Pittwater to Coffs Harbour - Future Shock takes line honours
by Damian Devine on 4 Jan 2012
Pittwater to Coffs Harbour Yacht Race 2012 - Craig Ellis’ Elliot 57 'Future Shock' has crossed the finish line shortly before 1am to take line honours in a time of 35hrs 53mins 09 secs, eleven nautical miles in front of runner-up Bruce Absolon’s Volvo 60 ‘Spirit of the Maid’.
The green machine rolls into town for a well earned rest at the Coffs harbour marina - 2012 Pittwater to Coffs Harbour Yacht Race Brendan Rourke
After a long and tough race, skipper and crew were greeted by a small welcoming party as they crossed the finish line and then presented with the Coffs Harbour line Honours Bell Trophy by CHYC Commodore Garry Ennis at the Coffs Harbour marina.
Having finished fourth two years ago and forced to retire early last year when sailing shorthanded, the victory was sweet for the skipper and crew who toiled hard in the stiff upwind conditions for the majority of the race.
Craig Ellis, from the CYCA, commented dockside after the race where the celebrations began, 'That was the most tactical race I’ve done in 15 years of sailing this race. Not once did we ease the headsail, it was always hard on the breeze from the start to the finish line. Tactically, we had to stay inshore and hug the coast as the current was running at three knots, so we had to keep the boat in and keep tacking and that boat isn’t easy to tack constantly with the water ballast.'
'It was just constant on the nose, we thought we may have got a little westerly land breeze but no, nothing. We got up to 9.5 knots in the flat water with high 8s in the rough, there was a very confused seaway last night. We saw 22knots maximum wind speed, it wasn’t a nice night, it was crazy', added Ellis.
'The boys put in a huge effort actually, they did a great job out there, constant grinding the old fashion way. We blew a couple of halyards last night which left us down to a single spectra halyard which we couldn’t set properly as it was too stretchy, so we would have finished a lot faster but we had to look after it. It was a big concern but we weren’t going to lose the race because of the halyard, we had plan B in mind,' said Ellis.

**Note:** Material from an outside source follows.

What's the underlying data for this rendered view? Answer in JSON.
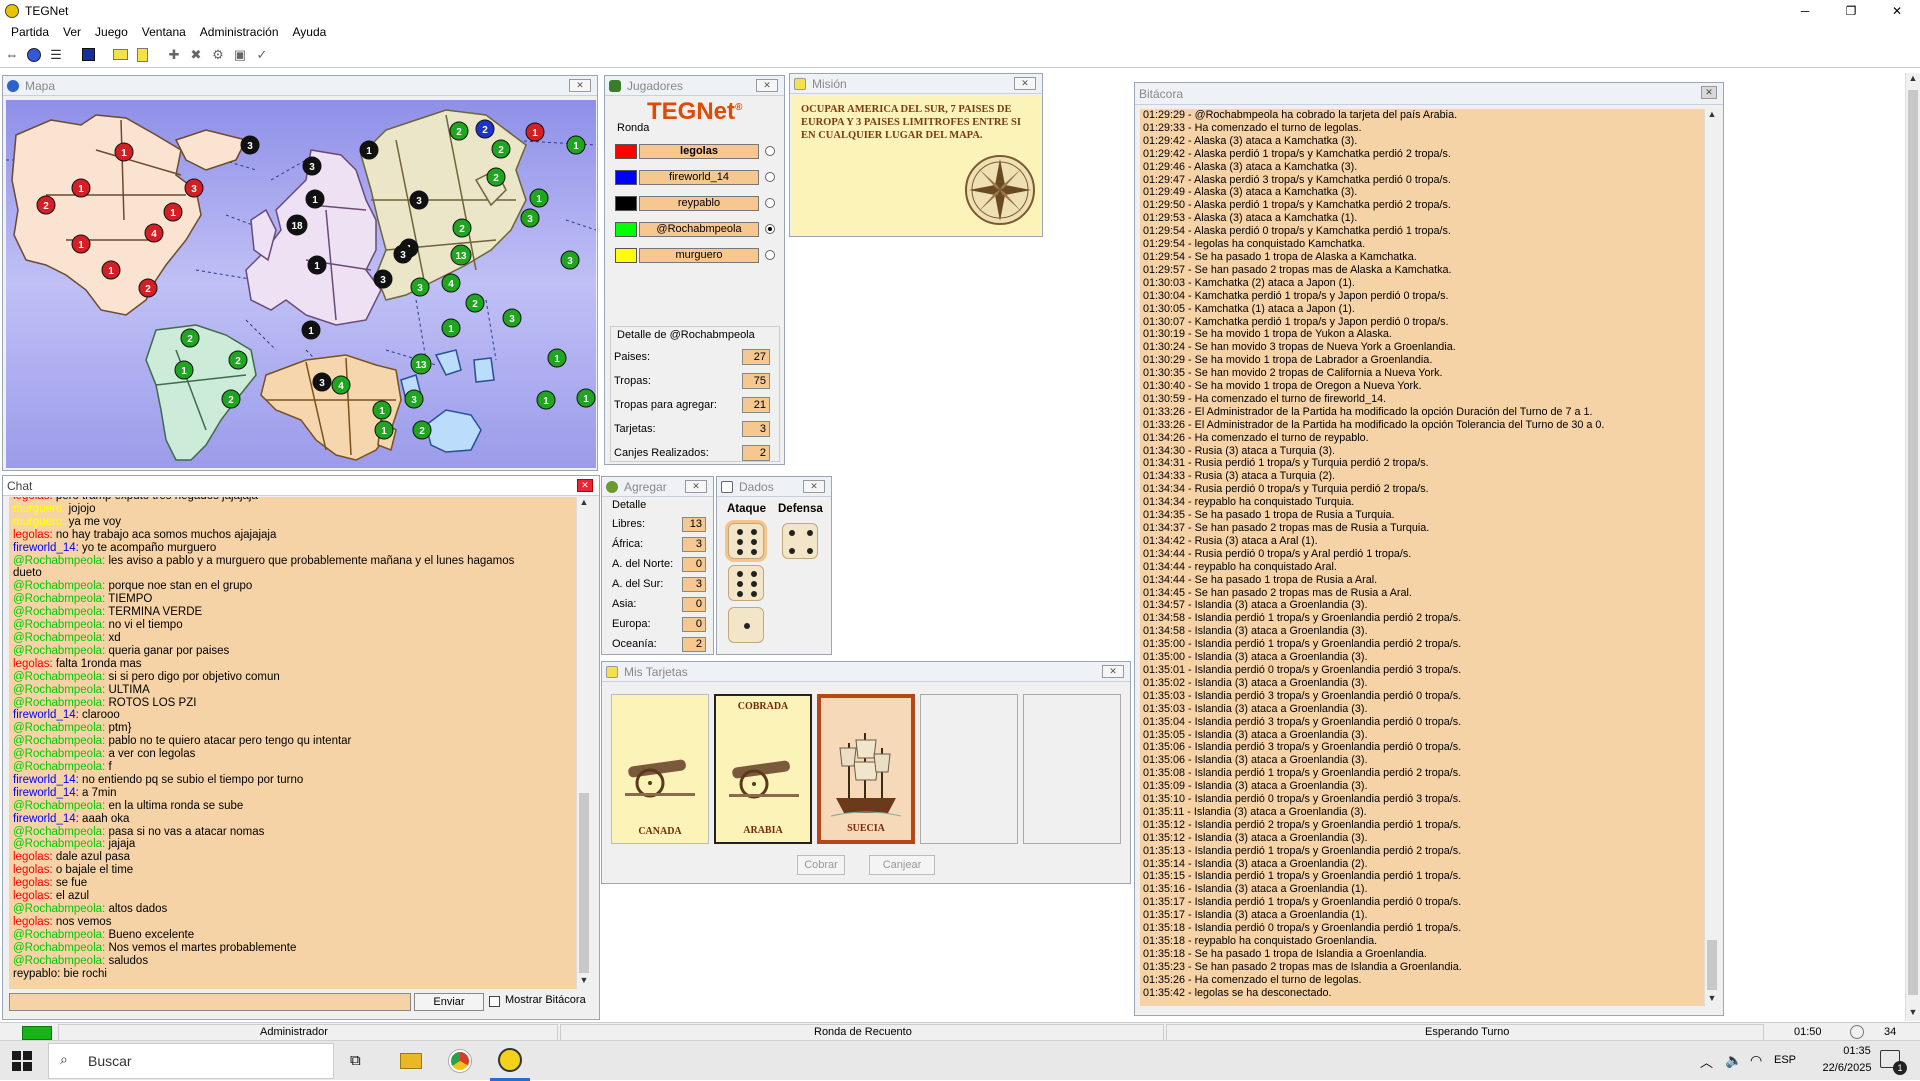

On the race tactics with his nearest competitor, 'Spirit did a good job but when we started to get away from them, we just covered them, if they went out a bit we went out a bit and vice versa just to make sure we were in between them and the finish. We knew we had the boat speed on them if we had to match race it out, but they did well,' continued Ellis.
And what it meant to win the Coffs line honours trophy an emotional Ellis said, 'This is the thing I’ve been waiting for, we’ve had line honours before with my Dad on board back in 1997 with Wild Thing and I wanted to get it once more as Dad doesn’t sail anymore. So I wanted to do it for him and I thought this year was our big opportunity. We stacked the boat with the best amateur crew we could get. It showed, it made a huge difference. So it was an emotional time for me to get across that line, very important, we’re thrilled and it’s nice to be here in Coffs Harbour. We look forward to coming back to Coffs again next year,' he commented.
Runner up ‘Spirit of the Maid’, a Volvo 60 owned by Hamilton Island’s Bruce Absolon crossed the finish at 2:45am, a little under two hours behind the winner.
The rest of the fleet are lining up down the coast to make their entrance to the Harbour with ‘Nine Dragons‘, ‘Merlin’, ‘Exile’, 'Pretty Woman', ‘Anger Management’ and ‘Witchcraft’ all next to come and expected in before 7am.Then the procession begins right through Wednesday as the boats file in across the finish to enjoy the hospitality of Coffs Harbour yacht Club and no doubt, a well earn rest onshore.
Predictwind,com forecast a North Nor’ Wester to remain right through the night to the early part of the day before the sea breeze fills in again from mid morning and strengthening through the day tomorrow to make it interesting for the back end of the fleet.
Interest turns to the coveted handicap honours tomorrow with the Dk46s ‘Exile’ and ‘Nine Dragons’ having led most of the day still have their necks out in front in the IRC Division from the Beneteau First 40s ‘Blunderbuss’ and ‘Close Halled’ and the Sydney38 ‘Old School’. Depending on the conditions throughout the remainder of the night and the early part of tomorrow, a couple of others are still in with an outside chance. The final result won’t be known until around midday tomorrow.
‘Future Shock’ has sailed into second position in PHS at the time of writing but will have to wait until tomorrow to see if they can celebrate the double with victory in the performance handicap division. Ellis said, 'If the breeze keeps fading like it is we have a very good chance but we won’t know until tomorrow.' The Coffs Harbour boat ‘B52’ held a very narrow lead with some 45 nautical miles still to travel when ‘’Future Shock finished with RPAYC Commodore Rob Curtis’ boat ‘Secret Men’s Business #1’ hot on their heels with only minutes separating them. Both boats are expected to finish by mid morning.